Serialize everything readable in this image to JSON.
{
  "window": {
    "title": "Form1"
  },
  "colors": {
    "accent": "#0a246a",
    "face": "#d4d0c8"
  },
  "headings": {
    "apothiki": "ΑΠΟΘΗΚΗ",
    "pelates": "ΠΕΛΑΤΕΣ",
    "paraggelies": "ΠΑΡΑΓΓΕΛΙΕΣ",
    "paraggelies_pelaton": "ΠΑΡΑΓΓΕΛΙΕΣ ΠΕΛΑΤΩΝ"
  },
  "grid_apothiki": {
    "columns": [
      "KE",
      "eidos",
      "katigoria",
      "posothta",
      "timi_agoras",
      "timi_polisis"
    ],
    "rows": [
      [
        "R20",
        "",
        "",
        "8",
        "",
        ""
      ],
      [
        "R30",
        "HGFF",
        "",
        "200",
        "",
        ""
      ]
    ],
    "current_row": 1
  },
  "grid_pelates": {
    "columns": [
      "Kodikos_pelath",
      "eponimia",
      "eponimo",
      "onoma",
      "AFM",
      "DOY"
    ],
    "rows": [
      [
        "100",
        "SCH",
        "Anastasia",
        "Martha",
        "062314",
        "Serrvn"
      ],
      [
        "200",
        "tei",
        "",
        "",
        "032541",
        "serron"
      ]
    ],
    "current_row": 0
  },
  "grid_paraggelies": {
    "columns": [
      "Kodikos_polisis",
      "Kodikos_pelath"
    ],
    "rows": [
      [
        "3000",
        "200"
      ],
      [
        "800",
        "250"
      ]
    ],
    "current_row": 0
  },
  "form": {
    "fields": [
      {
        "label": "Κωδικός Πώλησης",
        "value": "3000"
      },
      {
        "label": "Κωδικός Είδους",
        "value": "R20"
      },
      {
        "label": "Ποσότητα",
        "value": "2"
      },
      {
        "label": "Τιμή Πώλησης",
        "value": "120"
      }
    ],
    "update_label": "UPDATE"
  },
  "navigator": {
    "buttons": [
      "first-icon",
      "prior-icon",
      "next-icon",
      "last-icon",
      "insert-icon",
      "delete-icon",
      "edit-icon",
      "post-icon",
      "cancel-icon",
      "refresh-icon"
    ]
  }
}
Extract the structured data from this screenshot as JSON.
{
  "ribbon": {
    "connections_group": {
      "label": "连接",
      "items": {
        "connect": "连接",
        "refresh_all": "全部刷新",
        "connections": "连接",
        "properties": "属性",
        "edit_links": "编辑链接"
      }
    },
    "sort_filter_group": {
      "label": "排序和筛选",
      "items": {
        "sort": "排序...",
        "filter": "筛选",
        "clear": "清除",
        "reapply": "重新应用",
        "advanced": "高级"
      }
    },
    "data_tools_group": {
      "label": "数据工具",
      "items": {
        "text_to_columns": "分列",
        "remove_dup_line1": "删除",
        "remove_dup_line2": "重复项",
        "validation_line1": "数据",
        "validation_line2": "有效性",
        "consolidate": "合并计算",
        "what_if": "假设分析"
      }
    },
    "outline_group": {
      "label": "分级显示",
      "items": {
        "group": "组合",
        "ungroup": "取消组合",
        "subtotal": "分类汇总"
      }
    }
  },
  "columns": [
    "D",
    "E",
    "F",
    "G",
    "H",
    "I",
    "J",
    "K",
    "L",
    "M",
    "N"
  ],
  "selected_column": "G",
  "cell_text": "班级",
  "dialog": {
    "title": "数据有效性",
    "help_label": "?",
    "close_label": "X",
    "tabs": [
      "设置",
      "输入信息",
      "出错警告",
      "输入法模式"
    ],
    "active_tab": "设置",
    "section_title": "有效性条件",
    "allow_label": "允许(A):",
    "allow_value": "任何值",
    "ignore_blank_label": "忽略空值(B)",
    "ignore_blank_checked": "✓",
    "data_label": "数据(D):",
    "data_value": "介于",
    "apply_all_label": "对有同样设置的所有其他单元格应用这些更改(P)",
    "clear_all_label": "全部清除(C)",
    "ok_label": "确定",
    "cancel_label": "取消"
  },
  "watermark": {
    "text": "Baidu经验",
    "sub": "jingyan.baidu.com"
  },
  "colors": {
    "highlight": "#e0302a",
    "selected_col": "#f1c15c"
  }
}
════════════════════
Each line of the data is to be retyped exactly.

> [ANSWER BELOW]
Serialize everything readable in this image to JSON.
{
  "window": {
    "title": "Form1"
  },
  "colors": {
    "accent": "#0a246a",
    "face": "#d4d0c8"
  },
  "headings": {
    "apothiki": "ΑΠΟΘΗΚΗ",
    "pelates": "ΠΕΛΑΤΕΣ",
    "paraggelies": "ΠΑΡΑΓΓΕΛΙΕΣ",
    "paraggelies_pelaton": "ΠΑΡΑΓΓΕΛΙΕΣ ΠΕΛΑΤΩΝ"
  },
  "grid_apothiki": {
    "columns": [
      "KE",
      "eidos",
      "katigoria",
      "posothta",
      "timi_agoras",
      "timi_polisis"
    ],
    "rows": [
      [
        "R20",
        "",
        "",
        "8",
        "",
        ""
      ],
      [
        "R30",
        "HGFF",
        "",
        "200",
        "",
        ""
      ]
    ],
    "current_row": 1
  },
  "grid_pelates": {
    "columns": [
      "Kodikos_pelath",
      "eponimia",
      "eponimo",
      "onoma",
      "AFM",
      "DOY"
    ],
    "rows": [
      [
        "100",
        "SCH",
        "Anastasia",
        "Martha",
        "062314",
        "Serrvn"
      ],
      [
        "200",
        "tei",
        "",
        "",
        "032541",
        "serron"
      ]
    ],
    "current_row": 0
  },
  "grid_paraggelies": {
    "columns": [
      "Kodikos_polisis",
      "Kodikos_pelath"
    ],
    "rows": [
      [
        "3000",
        "200"
      ],
      [
        "800",
        "250"
      ]
    ],
    "current_row": 0
  },
  "form": {
    "fields": [
      {
        "label": "Κωδικός Πώλησης",
        "value": "3000"
      },
      {
        "label": "Κωδικός Είδους",
        "value": "R20"
      },
      {
        "label": "Ποσότητα",
        "value": "2"
      },
      {
        "label": "Τιμή Πώλησης",
        "value": "120"
      }
    ],
    "update_label": "UPDATE"
  },
  "navigator": {
    "buttons": [
      "first-icon",
      "prior-icon",
      "next-icon",
      "last-icon",
      "insert-icon",
      "delete-icon",
      "edit-icon",
      "post-icon",
      "cancel-icon",
      "refresh-icon"
    ]
  }
}
Extract the structured data from this screenshot as JSON.
{
  "ribbon": {
    "connections_group": {
      "label": "连接",
      "items": {
        "connect": "连接",
        "refresh_all": "全部刷新",
        "connections": "连接",
        "properties": "属性",
        "edit_links": "编辑链接"
      }
    },
    "sort_filter_group": {
      "label": "排序和筛选",
      "items": {
        "sort": "排序...",
        "filter": "筛选",
        "clear": "清除",
        "reapply": "重新应用",
        "advanced": "高级"
      }
    },
    "data_tools_group": {
      "label": "数据工具",
      "items": {
        "text_to_columns": "分列",
        "remove_dup_line1": "删除",
        "remove_dup_line2": "重复项",
        "validation_line1": "数据",
        "validation_line2": "有效性",
        "consolidate": "合并计算",
        "what_if": "假设分析"
      }
    },
    "outline_group": {
      "label": "分级显示",
      "items": {
        "group": "组合",
        "ungroup": "取消组合",
        "subtotal": "分类汇总"
      }
    }
  },
  "columns": [
    "D",
    "E",
    "F",
    "G",
    "H",
    "I",
    "J",
    "K",
    "L",
    "M",
    "N"
  ],
  "selected_column": "G",
  "cell_text": "班级",
  "dialog": {
    "title": "数据有效性",
    "help_label": "?",
    "close_label": "X",
    "tabs": [
      "设置",
      "输入信息",
      "出错警告",
      "输入法模式"
    ],
    "active_tab": "设置",
    "section_title": "有效性条件",
    "allow_label": "允许(A):",
    "allow_value": "任何值",
    "ignore_blank_label": "忽略空值(B)",
    "ignore_blank_checked": "✓",
    "data_label": "数据(D):",
    "data_value": "介于",
    "apply_all_label": "对有同样设置的所有其他单元格应用这些更改(P)",
    "clear_all_label": "全部清除(C)",
    "ok_label": "确定",
    "cancel_label": "取消"
  },
  "watermark": {
    "text": "Baidu经验",
    "sub": "jingyan.baidu.com"
  },
  "colors": {
    "highlight": "#e0302a",
    "selected_col": "#f1c15c"
  }
}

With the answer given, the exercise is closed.